Citizenship and Immigration Canada 339 10.7% 8.1% 12.0% 6.7% 8.8% 13.1%
Correctional Service Canada 598 9.9% 7.5% 8.5% 11.5% 3.8% 9.9%
Environment Canada 350 8.5% 7.9% 11.2% 11.8% 14.4% 17.7%
Fisheries and Oceans Canada 534 7.5% 10.5% 10.2% 10.0% 7.4% 6.0%
Health Canada 418 3.7% 4.3% 4.6% 5.7% 6.9% 9.1%
Human Resources and Social Development Canada 1 283 9.7% 7.7% 8.3% 12.4% 10.4% 12.8%
Indian and Northern Affairs Canada 249 8.7% 7.3% 7.2% 6.8% 10.8% 7.9%
Industry Canada 361 11.0% 9.0% 12.4% 10.9% 15.2% 14.9%
Justice Canada 162 4.7% 3.7% 4.1% 6.1% 5.9% 10.3%
National Defence (public service employees) 462 3.2% 3.1% 3.1% 4.0% 4.7% 4.6%
Natural Resources Canada 247 13.3% 11.1% 10.0% 8.5% 9.1% 11.8%
Public Works and Government Services Canada 556 6.6% 7.4% 8.1% 9.9% 12.5% 14.7%
Statistics Canada 324 9.7% 6.3% 6.5% 9.9% 11.7% 13.6%
Transport Canada 166 4.9% 5.1% 8.3% 8.4% 10.0% 8.3%
Veterans Affairs Canada 72 2.9% 3.4% 3.1% 2.0% 4.2% 3.7%
Other organizations 1 242 6.8% 6.3% 6.9% 7.4% 7.8% 9.2%
Public service 7 997 7.2% 6.6% 7.2% 8.0% 8.2% 9.4%
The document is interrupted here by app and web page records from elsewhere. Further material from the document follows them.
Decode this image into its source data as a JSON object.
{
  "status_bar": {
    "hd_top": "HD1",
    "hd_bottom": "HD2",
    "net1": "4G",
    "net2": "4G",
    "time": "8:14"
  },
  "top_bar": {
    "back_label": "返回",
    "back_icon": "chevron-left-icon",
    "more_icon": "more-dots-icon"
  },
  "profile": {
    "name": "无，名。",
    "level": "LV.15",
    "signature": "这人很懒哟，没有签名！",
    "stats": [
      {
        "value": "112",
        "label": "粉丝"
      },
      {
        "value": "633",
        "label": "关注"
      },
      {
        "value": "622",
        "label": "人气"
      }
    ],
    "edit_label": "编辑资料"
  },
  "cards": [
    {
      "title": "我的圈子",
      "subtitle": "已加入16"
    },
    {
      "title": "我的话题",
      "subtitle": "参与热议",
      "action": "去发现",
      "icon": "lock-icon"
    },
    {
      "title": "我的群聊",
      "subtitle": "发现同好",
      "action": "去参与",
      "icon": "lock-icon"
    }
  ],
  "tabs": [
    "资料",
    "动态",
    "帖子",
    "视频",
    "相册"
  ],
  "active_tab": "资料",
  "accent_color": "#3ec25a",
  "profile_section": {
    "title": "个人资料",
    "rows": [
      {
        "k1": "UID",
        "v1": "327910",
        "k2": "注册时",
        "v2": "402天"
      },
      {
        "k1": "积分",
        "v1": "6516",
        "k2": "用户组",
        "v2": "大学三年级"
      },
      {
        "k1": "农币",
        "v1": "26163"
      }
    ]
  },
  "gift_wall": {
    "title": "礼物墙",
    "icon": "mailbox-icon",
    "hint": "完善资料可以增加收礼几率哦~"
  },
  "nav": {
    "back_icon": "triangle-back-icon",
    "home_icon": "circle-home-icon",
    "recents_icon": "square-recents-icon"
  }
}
Foot Notes

1. The proportion of the public service population in the NCR averaged 40% over the study period. [Return]

2. A large organization employs more than 2 000 employees, a medium organization between 351 and 2 000 employees and a small organization 350 or fewer employees. A listing by organization is provided in Appendix 5. Note that several organizations (the Canada Border Services Agency, Public Safety Canada, the Public Health Agency of Canada and the Canada School of Public Service) were established toward the end of the study and follow-up period. [Return]

3. Periods of casual employment are ignored in classifying an employment spell, but periods of casual employment can be identified in the data. These additional data are used in this section. [Return]

4. Recruitment totals exclude term-to-indeterminate appointments. [Return]

5. Proportions shown in the figures may not add up to 100, due to rounding. [Return]

6. Proportions shown in the figures may not add up to 100, due to rounding. Note that several organizations (the Canada Border Services Agency, Public Safety Canada, the Public Health Agency of Canada and the Canada School of Public Service) were established toward the end of the study period. [Return]